“You know, I think the administration largely overstates its impact on coal markets and its ability to decide their fate,” he said.
Marsters says most increases have come for mines that produce what’s called metallurgical coal, used for making steel. But the vast majority of U.S. coal production is for what’s called “steam”, coal, the coal used to generate electricity. And there, the outlook for coal is still grim.
The Tennessee Valley Authority’s Paradise power plant in Kentucky is a prime example of the dominant market trend in electric utilities. In 2017, two of TVA’s three coal burning generators in Kentucky were retired in favor of natural gas.
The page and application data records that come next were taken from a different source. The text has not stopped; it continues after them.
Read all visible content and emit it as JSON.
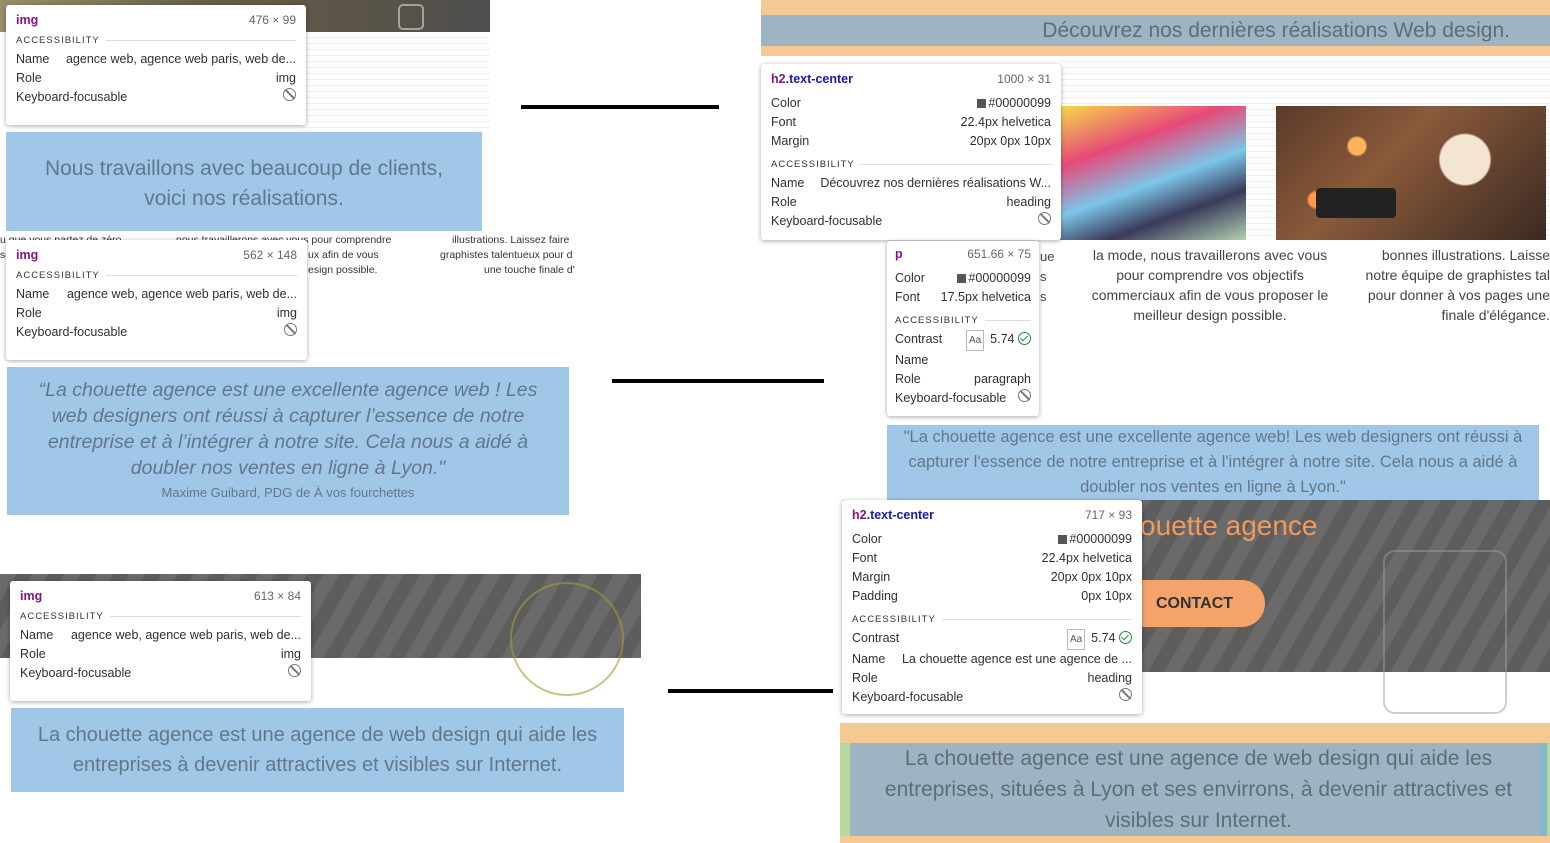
{
  "left": {
    "tooltip1": {
      "tag": "img",
      "dims": "476 × 99",
      "section": "ACCESSIBILITY",
      "name_label": "Name",
      "name_value": "agence web, agence web paris, web de...",
      "role_label": "Role",
      "role_value": "img",
      "kf_label": "Keyboard-focusable"
    },
    "heading1": "Nous travaillons avec beaucoup de clients, voici nos réalisations.",
    "snippets": [
      "u que vous partez de zéro",
      "nous travaillerons avec vous pour comprendre",
      "illustrations. Laissez faire",
      "se",
      "ux afin de vous",
      "graphistes talentueux pour d",
      "esign possible.",
      "une touche finale d'"
    ],
    "tooltip2": {
      "tag": "img",
      "dims": "562 × 148",
      "section": "ACCESSIBILITY",
      "name_label": "Name",
      "name_value": "agence web, agence web paris, web de...",
      "role_label": "Role",
      "role_value": "img",
      "kf_label": "Keyboard-focusable"
    },
    "quote": "“La chouette agence est une excellente agence web ! Les web designers ont réussi à capturer l’essence de notre entreprise et à l’intégrer à notre site. Cela nous a aidé à doubler nos ventes en ligne à Lyon.\"",
    "quote_author": "Maxime Guibard, PDG de À vos fourchettes",
    "tooltip3": {
      "tag": "img",
      "dims": "613 × 84",
      "section": "ACCESSIBILITY",
      "name_label": "Name",
      "name_value": "agence web, agence web paris, web de...",
      "role_label": "Role",
      "role_value": "img",
      "kf_label": "Keyboard-focusable"
    },
    "footer_text": "La chouette agence est une agence de web design qui aide les entreprises à devenir attractives et visibles sur Internet."
  },
  "right": {
    "heading1": "Découvrez nos dernières réalisations Web design.",
    "tooltip1": {
      "tag": "h2",
      "cls": ".text-center",
      "dims": "1000 × 31",
      "color_label": "Color",
      "color_value": "#00000099",
      "font_label": "Font",
      "font_value": "22.4px helvetica",
      "margin_label": "Margin",
      "margin_value": "20px 0px 10px",
      "section": "ACCESSIBILITY",
      "name_label": "Name",
      "name_value": "Découvrez nos dernières réalisations W...",
      "role_label": "Role",
      "role_value": "heading",
      "kf_label": "Keyboard-focusable"
    },
    "service_mid": "la mode, nous travaillerons avec vous pour comprendre vos objectifs commerciaux afin de vous proposer le meilleur design possible.",
    "service_right": "bonnes illustrations. Laisse notre équipe de graphistes tal pour donner à vos pages une finale d'élégance.",
    "snip_left": [
      "ue",
      "s",
      "s"
    ],
    "tooltip2": {
      "tag": "p",
      "dims": "651.66 × 75",
      "color_label": "Color",
      "color_value": "#00000099",
      "font_label": "Font",
      "font_value": "17.5px helvetica",
      "section": "ACCESSIBILITY",
      "contrast_label": "Contrast",
      "contrast_value": "5.74",
      "name_label": "Name",
      "role_label": "Role",
      "role_value": "paragraph",
      "kf_label": "Keyboard-focusable"
    },
    "quote": "\"La chouette agence est une excellente agence web! Les web designers ont réussi à capturer l'essence de notre entreprise et à l'intégrer à notre site. Cela nous a aidé à doubler nos ventes en ligne à Lyon.\"",
    "brand_heading": "ouette agence",
    "contact_button": "CONTACT",
    "tooltip3": {
      "tag": "h2",
      "cls": ".text-center",
      "dims": "717 × 93",
      "color_label": "Color",
      "color_value": "#00000099",
      "font_label": "Font",
      "font_value": "22.4px helvetica",
      "margin_label": "Margin",
      "margin_value": "20px 0px 10px",
      "padding_label": "Padding",
      "padding_value": "0px 10px",
      "section": "ACCESSIBILITY",
      "contrast_label": "Contrast",
      "contrast_value": "5.74",
      "name_label": "Name",
      "name_value": "La chouette agence est une agence de ...",
      "role_label": "Role",
      "role_value": "heading",
      "kf_label": "Keyboard-focusable"
    },
    "footer_text": "La chouette agence est une agence de web design qui aide les entreprises, situées à Lyon et ses envirrons, à devenir attractives et visibles sur Internet."
  },
  "colors": {
    "overlay": "#6fa8dc",
    "margin_overlay": "#f6c994",
    "contact": "#f4a46b",
    "brand_text": "#f39a5a",
    "tag": "#881280",
    "ok": "#1e8e3e"
  }
}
“Natural gas is more flexible, it’s cheaper to operate and it’s also more efficient,” TVA’s Senior Vice President of Power Operations David Sorrick said. “The unit behind me becomes the most efficient unit in the TVA fleet.”
Sorrick was giving a tour of the new 1100 megawatt gas facility. In the distance stood the giant cooling towers of two older coal-fired generators, now idled.
Armstrong coal operated the mines that supplied Paradise. In November Armstrong became the first coal company bankruptcy of the Trump presidency. Illinois-based Knight Hawk coal is poised to take over Armstrong’s Kentucky mines. CEO Steve Carter said employment there will probably be lower.
“Pricing is very difficult. We’re competing with natural gas,” Carter said. “So it’s only the low cost producer that can really establish a margin in these difficult markets we’ve got.”
Carter said he doesn’t expect much to change in the coal markets in the next year. He’s glad to see the Trump administration working to roll back regulations. But he said most coal producers and power plants are already complying with environmental regulations.
“I think President Trump is doing what he can, it’s just a difficult process,” he said.
Brian Lego is a researcher at West Virginia University who recently co-authored a report about coal production in the state. He said although there’s been a slight spike in demand for coal in the Appalachian region, that is unlikely to continue.
“There’s not going to be a whole lot of movement,” Lego said. “And the movement will likely be down unless there’s some kind of overseas issue that might crop up again.”
The Energy Information Administration predicts there will be a decline in U.S. coal exports and production. Lego said the Ohio Valley region will probably lose more coal fired power plants within the next couple of years. He said the increase in coal production has led to more jobs, but it’s probably temporary.
“Oftentimes when you see a bust from a boom it’s much worse because the places that experience the boom are ill equipped to deal with the bust,” he said.
Which brings us back to miners Mullins and Counts. Mullins said he isn’t seeing the evidence of Trump bringing coal jobs back.
“He knew that when he made all these promises to all these people and I think a lot of people are seeing now that they've been let down,” Mullins said.
Counts said he has seen new mining equipment in his area, and if the companies are investing in their equipment then they’ll invest in the people. He’s holding out hope that Trump will improve coal markets and jobs.
“Trump says it’s the last chance for the coal miner and I really believe that. I really believe it was our last chance, and it’s coming back,” Counts said.
Both of these retired coal miners have been diagnosed with black lung, a disease that’s on the rise in Appalachian coal country. It’s a stark reminder that whatever the future holds for coal employment, coal miners will be paying the costs for years to come.